When 21-year-old Jess brought home Golden Retriever puppy Luna the effect on her anxiety and depression was profound. ‘It was immediately noticeable how differently I felt around Luna. The first time I took her for a walk was terrifying as I’d barely left the house in three years — and definitely not on my own. But, Luna made me feel like I wasn’t really alone and we both began to learn that the outside world was a positive place to be,’ Jess says.
With Luna’s support Jess managed to begin at a university close to home. ‘Although I was back at university, I was diagnosed with several lifelong conditions that meant I was in chronic pain and constantly tired,’ Jess says. ‘So, we started training Luna as an assistance dog and I taught her little tasks to help me out, such as picking things up to prevent me getting dizzy and fetching help when I needed it.’
Spotting the signs
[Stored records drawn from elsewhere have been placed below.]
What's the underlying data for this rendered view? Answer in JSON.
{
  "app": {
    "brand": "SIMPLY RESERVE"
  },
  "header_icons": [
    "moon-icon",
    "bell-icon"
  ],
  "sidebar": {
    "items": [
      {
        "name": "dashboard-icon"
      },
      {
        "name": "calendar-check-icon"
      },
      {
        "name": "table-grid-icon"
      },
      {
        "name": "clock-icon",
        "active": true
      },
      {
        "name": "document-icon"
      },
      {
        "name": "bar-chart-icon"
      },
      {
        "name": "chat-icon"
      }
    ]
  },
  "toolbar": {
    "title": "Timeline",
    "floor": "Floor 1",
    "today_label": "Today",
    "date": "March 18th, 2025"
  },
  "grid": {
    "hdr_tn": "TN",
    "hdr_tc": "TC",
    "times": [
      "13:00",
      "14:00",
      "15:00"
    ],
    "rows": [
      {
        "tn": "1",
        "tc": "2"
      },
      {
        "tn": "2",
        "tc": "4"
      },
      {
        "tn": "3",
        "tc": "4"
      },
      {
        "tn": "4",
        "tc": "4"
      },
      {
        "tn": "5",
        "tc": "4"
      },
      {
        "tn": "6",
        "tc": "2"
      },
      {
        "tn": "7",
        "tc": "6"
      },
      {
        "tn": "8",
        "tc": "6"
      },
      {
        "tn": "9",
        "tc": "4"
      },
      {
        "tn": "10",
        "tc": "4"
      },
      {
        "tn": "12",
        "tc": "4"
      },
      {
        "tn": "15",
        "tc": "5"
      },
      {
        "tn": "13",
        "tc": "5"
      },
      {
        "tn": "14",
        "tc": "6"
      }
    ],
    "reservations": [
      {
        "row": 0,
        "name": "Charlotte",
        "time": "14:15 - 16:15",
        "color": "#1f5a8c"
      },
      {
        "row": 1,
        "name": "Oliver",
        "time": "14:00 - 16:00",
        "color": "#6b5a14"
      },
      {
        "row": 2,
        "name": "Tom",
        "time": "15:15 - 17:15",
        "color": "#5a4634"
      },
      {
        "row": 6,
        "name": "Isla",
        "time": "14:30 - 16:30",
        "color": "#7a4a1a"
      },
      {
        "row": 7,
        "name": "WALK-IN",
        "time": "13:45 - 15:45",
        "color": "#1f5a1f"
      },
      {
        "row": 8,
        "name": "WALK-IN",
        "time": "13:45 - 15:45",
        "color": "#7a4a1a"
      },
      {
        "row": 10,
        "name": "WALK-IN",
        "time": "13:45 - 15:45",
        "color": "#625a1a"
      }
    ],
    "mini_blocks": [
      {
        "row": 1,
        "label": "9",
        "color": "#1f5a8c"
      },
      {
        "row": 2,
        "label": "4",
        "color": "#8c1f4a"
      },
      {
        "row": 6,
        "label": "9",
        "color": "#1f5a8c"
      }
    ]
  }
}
When Luna started showing intermittent pain in her left back leg, Jess took her to the vet immediately. ‘They referred Luna to a specialist who did x-rays and a physical examination and confirmed that she had torn her cruciate ligament,’ says Jess. ‘Luna went under for surgery and they found a 70% tear. Given her symptoms, she was being very brave.’
The operation went well, but Luna developed an infection afterwards which meant she was back in the emergency vets for a few nights and had a long course of antibiotics. Now she’s on the mend, Jess hopes she’ll be back to her old energetic self in no time. ‘Luna’s the perfect match for my poor health. She loves just lying in bed and getting lots of attention when I’m not well. She’s always there to help me out when I need it so we hope that once she’s better she will be able to continue her training and gain full assistance dog status.’
Luna to the rescue
With Luna’s help, both at home and on campus, Jess managed to graduate with a first-class honours degree and win the award for best overall degree mark across her whole course. ‘When Luna’s her usual healthy self, she can guide me to an exit when I get disorientated, provide counterbalance when I am not in my wheelchair (a task that prevents me falling over), help me get dressed and undressed, find and bring me objects, turn off lights and close doors and curtains during a migraine attack, and even place things on the checkout while we’re shopping,’ says Jess.